(DATA FOR THIS TASK begins)
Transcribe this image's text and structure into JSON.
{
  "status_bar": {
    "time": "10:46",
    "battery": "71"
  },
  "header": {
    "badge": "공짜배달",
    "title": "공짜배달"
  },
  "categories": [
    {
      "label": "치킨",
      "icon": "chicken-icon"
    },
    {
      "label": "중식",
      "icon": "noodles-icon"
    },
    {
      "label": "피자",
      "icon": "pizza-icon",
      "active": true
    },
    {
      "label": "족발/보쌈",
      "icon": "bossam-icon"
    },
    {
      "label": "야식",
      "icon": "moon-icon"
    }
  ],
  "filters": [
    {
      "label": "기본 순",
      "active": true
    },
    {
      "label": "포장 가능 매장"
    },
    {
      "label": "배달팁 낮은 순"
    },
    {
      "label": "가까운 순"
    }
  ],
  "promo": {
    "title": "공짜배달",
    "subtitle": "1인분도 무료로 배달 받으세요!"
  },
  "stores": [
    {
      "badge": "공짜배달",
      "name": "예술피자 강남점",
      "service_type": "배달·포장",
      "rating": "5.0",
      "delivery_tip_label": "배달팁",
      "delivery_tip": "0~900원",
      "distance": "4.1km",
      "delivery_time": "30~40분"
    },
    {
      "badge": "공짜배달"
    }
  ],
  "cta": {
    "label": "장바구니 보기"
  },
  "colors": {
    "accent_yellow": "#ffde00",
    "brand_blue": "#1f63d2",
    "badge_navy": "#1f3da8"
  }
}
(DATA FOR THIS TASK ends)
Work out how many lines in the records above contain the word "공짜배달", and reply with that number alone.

* SOLUTION TO THIS TASK:
5